| EXERCISE INSTRUCTIONS |
Which of the lines below hold "Next"? Please return each one.

| RECORDS SUPPLIED |
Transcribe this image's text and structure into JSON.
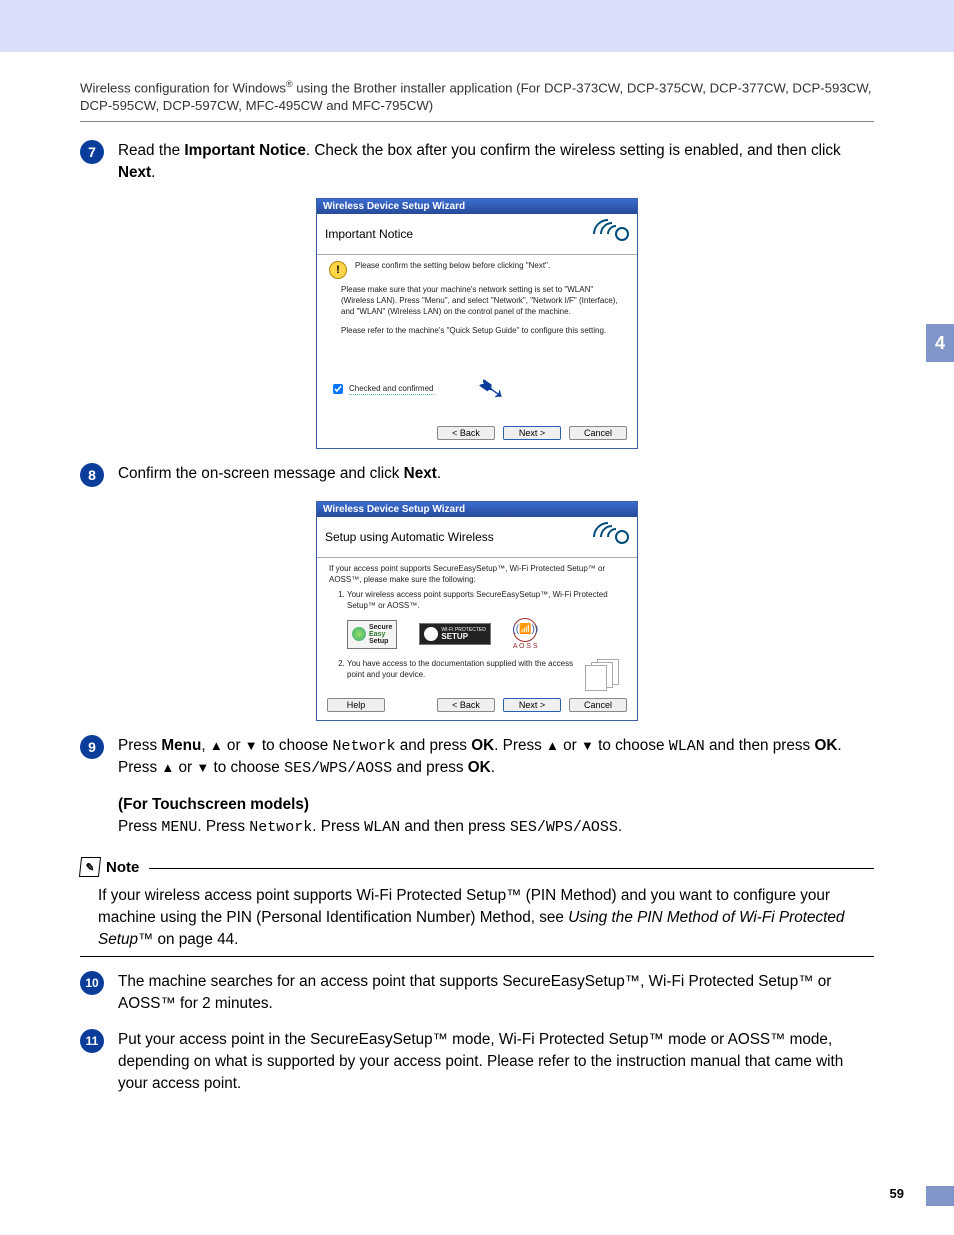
{
  "header": {
    "line": "Wireless configuration for Windows",
    "reg": "®",
    "line2": " using the Brother installer application (For DCP-373CW, DCP-375CW, DCP-377CW, DCP-593CW, DCP-595CW, DCP-597CW, MFC-495CW and MFC-795CW)"
  },
  "side_tab": "4",
  "page_number": "59",
  "steps": {
    "s7": {
      "num": "7",
      "t1": "Read the ",
      "t2": "Important Notice",
      "t3": ". Check the box after you confirm the wireless setting is enabled, and then click ",
      "t4": "Next",
      "t5": "."
    },
    "s8": {
      "num": "8",
      "t1": "Confirm the on-screen message and click ",
      "t2": "Next",
      "t3": "."
    },
    "s9": {
      "num": "9",
      "t1": "Press ",
      "menu": "Menu",
      "t2": ", ",
      "up": "▲",
      "t3": " or ",
      "dn": "▼",
      "t4": " to choose ",
      "network": "Network",
      "t5": " and press ",
      "ok": "OK",
      "t6": ". Press ",
      "t7": " to choose ",
      "wlan": "WLAN",
      "t8": " and then press ",
      "t9": ". Press ",
      "t10": " to choose ",
      "ses": "SES/WPS/AOSS",
      "t11": " and press ",
      "t12": ".",
      "ts_head": "(For Touchscreen models)",
      "ts1": "Press ",
      "ts_menu": "MENU",
      "ts2": ". Press ",
      "ts_net": "Network",
      "ts3": ". Press ",
      "ts_wlan": "WLAN",
      "ts4": " and then press ",
      "ts_ses": "SES/WPS/AOSS",
      "ts5": "."
    },
    "s10": {
      "num": "10",
      "t": "The machine searches for an access point that supports SecureEasySetup™, Wi-Fi Protected Setup™ or AOSS™ for 2 minutes."
    },
    "s11": {
      "num": "11",
      "t": "Put your access point in the SecureEasySetup™ mode, Wi-Fi Protected Setup™ mode or AOSS™ mode, depending on what is supported by your access point. Please refer to the instruction manual that came with your access point."
    }
  },
  "note": {
    "label": "Note",
    "t1": "If your wireless access point supports Wi-Fi Protected Setup™ (PIN Method) and you want to configure your machine using the PIN (Personal Identification Number) Method, see ",
    "link": "Using the PIN Method of Wi-Fi Protected Setup™",
    "t2": " on page 44."
  },
  "dlg1": {
    "title": "Wireless Device Setup Wizard",
    "head": "Important Notice",
    "warn": "Please confirm the setting below before clicking \"Next\".",
    "p1": "Please make sure that your machine's network setting is set to \"WLAN\" (Wireless LAN). Press \"Menu\", and select \"Network\", \"Network I/F\" (Interface), and \"WLAN\" (Wireless LAN) on the control panel of the machine.",
    "p2": "Please refer to the machine's \"Quick Setup Guide\" to configure this setting.",
    "check": "Checked and confirmed",
    "back": "< Back",
    "next": "Next >",
    "cancel": "Cancel"
  },
  "dlg2": {
    "title": "Wireless Device Setup Wizard",
    "head": "Setup using Automatic Wireless",
    "intro": "If your access point supports SecureEasySetup™, Wi-Fi Protected Setup™ or AOSS™, please make sure the following:",
    "li1": "Your wireless access point supports SecureEasySetup™, Wi-Fi Protected Setup™ or AOSS™.",
    "li2": "You have access to the documentation supplied with the access point and your device.",
    "ses_line1": "Secure",
    "ses_line2": "Easy",
    "ses_line3": "Setup",
    "wps_line1": "WI-FI PROTECTED",
    "wps_line2": "SETUP",
    "aoss": "A O S S",
    "help": "Help",
    "back": "< Back",
    "next": "Next >",
    "cancel": "Cancel"
  }
}
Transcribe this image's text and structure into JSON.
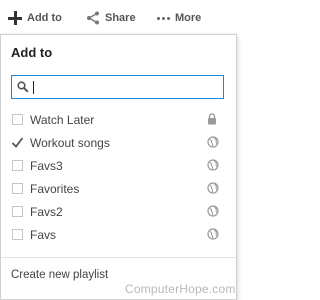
{
  "toolbar": {
    "add_label": "Add to",
    "share_label": "Share",
    "more_label": "More"
  },
  "panel": {
    "title": "Add to",
    "search": {
      "value": "",
      "placeholder": ""
    },
    "playlists": [
      {
        "name": "Watch Later",
        "checked": false,
        "privacy_icon": "lock-icon"
      },
      {
        "name": "Workout songs",
        "checked": true,
        "privacy_icon": "globe-icon"
      },
      {
        "name": "Favs3",
        "checked": false,
        "privacy_icon": "globe-icon"
      },
      {
        "name": "Favorites",
        "checked": false,
        "privacy_icon": "globe-icon"
      },
      {
        "name": "Favs2",
        "checked": false,
        "privacy_icon": "globe-icon"
      },
      {
        "name": "Favs",
        "checked": false,
        "privacy_icon": "globe-icon"
      }
    ],
    "create_label": "Create new playlist"
  },
  "watermark": "ComputerHope.com",
  "colors": {
    "accent": "#1b87d6",
    "icon_gray": "#9a9a9a"
  }
}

| RESULT |
      "t4": "Next",
      "t2": "Next",
    "warn": "Please confirm the setting below before clicking \"Next\".",
    "next": "Next >",
    "next": "Next >",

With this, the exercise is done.